_Goal of the exercise_.
Below are some records. Copy every line in them that holds "MORE".
++++++
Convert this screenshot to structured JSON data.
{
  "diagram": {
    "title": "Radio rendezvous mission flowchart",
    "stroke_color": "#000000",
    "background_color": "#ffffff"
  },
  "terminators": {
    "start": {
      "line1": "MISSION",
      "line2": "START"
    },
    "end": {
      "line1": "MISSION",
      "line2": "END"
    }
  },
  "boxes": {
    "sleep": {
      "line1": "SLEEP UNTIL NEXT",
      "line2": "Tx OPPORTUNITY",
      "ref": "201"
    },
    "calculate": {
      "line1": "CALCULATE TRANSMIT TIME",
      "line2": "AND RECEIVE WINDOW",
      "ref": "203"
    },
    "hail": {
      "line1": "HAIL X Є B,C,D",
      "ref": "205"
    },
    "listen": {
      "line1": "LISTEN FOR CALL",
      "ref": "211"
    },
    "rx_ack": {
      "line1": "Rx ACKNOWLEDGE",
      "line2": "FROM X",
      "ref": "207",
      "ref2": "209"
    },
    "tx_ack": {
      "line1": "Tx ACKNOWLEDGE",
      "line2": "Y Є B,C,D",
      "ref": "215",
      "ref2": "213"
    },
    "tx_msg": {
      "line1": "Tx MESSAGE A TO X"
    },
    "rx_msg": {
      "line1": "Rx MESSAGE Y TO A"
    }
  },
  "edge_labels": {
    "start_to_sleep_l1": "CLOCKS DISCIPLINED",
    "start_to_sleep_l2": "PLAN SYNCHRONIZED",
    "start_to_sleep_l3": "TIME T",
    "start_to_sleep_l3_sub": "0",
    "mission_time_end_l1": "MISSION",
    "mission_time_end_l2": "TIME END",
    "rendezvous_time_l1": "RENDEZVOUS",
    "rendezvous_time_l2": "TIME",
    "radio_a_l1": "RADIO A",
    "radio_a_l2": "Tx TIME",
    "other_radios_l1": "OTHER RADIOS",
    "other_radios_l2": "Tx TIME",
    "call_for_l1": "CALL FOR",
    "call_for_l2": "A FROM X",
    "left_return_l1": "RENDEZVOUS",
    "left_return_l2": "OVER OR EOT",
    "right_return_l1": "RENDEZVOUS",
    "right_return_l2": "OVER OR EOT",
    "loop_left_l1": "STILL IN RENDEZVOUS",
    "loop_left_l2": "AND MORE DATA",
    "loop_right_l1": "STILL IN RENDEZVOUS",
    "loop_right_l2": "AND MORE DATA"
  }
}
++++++
_Written answer_.
    "loop_left_l2": "AND MORE DATA",
    "loop_right_l2": "AND MORE DATA"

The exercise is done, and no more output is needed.